- PROVIDED DATA:
--
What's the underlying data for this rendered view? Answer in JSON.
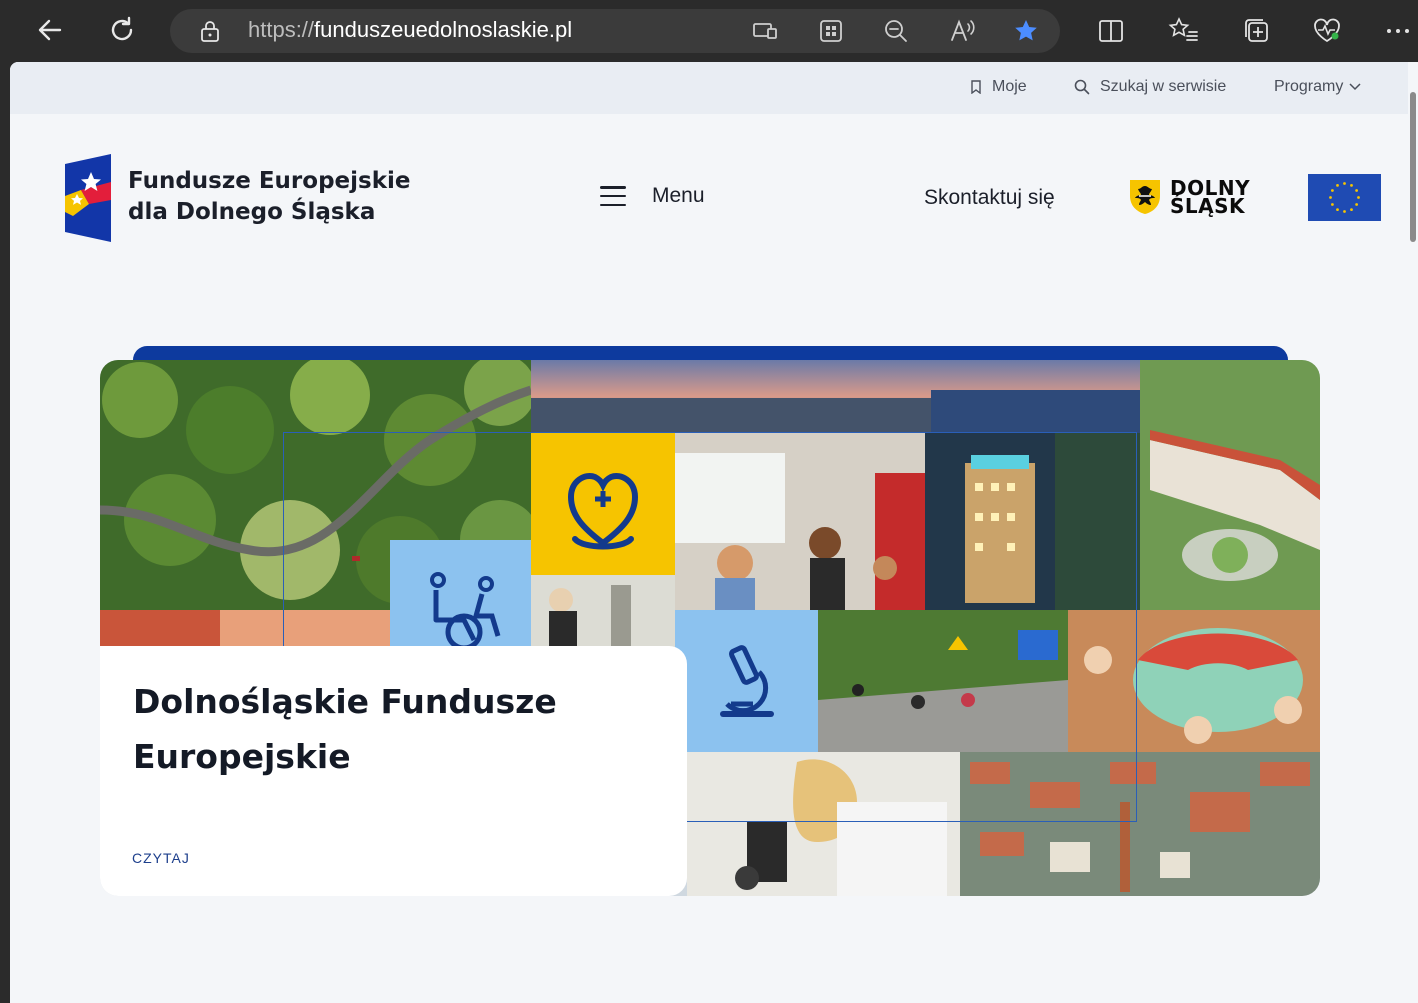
{
  "browser": {
    "url_scheme": "https://",
    "url_host": "funduszeuedolnoslaskie.pl"
  },
  "utility_bar": {
    "saved": "Moje",
    "search": "Szukaj w serwisie",
    "programs": "Programy"
  },
  "header": {
    "logo_line1": "Fundusze Europejskie",
    "logo_line2": "dla Dolnego Śląska",
    "menu_label": "Menu",
    "contact_label": "Skontaktuj się",
    "region_logo_line1": "DOLNY",
    "region_logo_line2": "ŚLĄSK"
  },
  "hero": {
    "title": "Dolnośląskie Fundusze Europejskie",
    "read_link": "CZYTAJ"
  },
  "colors": {
    "brand_blue": "#0d3a9e",
    "brand_yellow": "#f6c400",
    "tile_light_blue": "#8cc2ef"
  },
  "icons": [
    "back-arrow-icon",
    "refresh-icon",
    "lock-icon",
    "bookmark-icon",
    "search-icon",
    "chevron-down-icon",
    "hamburger-icon",
    "heart-health-icon",
    "wheelchair-icon",
    "microscope-icon"
  ]
}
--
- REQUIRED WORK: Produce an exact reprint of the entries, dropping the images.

- RESPONSE TO THIS TASK:
What's the underlying data for this rendered view? Answer in JSON.
{
  "browser": {
    "url_scheme": "https://",
    "url_host": "funduszeuedolnoslaskie.pl"
  },
  "utility_bar": {
    "saved": "Moje",
    "search": "Szukaj w serwisie",
    "programs": "Programy"
  },
  "header": {
    "logo_line1": "Fundusze Europejskie",
    "logo_line2": "dla Dolnego Śląska",
    "menu_label": "Menu",
    "contact_label": "Skontaktuj się",
    "region_logo_line1": "DOLNY",
    "region_logo_line2": "ŚLĄSK"
  },
  "hero": {
    "title": "Dolnośląskie Fundusze Europejskie",
    "read_link": "CZYTAJ"
  },
  "colors": {
    "brand_blue": "#0d3a9e",
    "brand_yellow": "#f6c400",
    "tile_light_blue": "#8cc2ef"
  },
  "icons": [
    "back-arrow-icon",
    "refresh-icon",
    "lock-icon",
    "bookmark-icon",
    "search-icon",
    "chevron-down-icon",
    "hamburger-icon",
    "heart-health-icon",
    "wheelchair-icon",
    "microscope-icon"
  ]
}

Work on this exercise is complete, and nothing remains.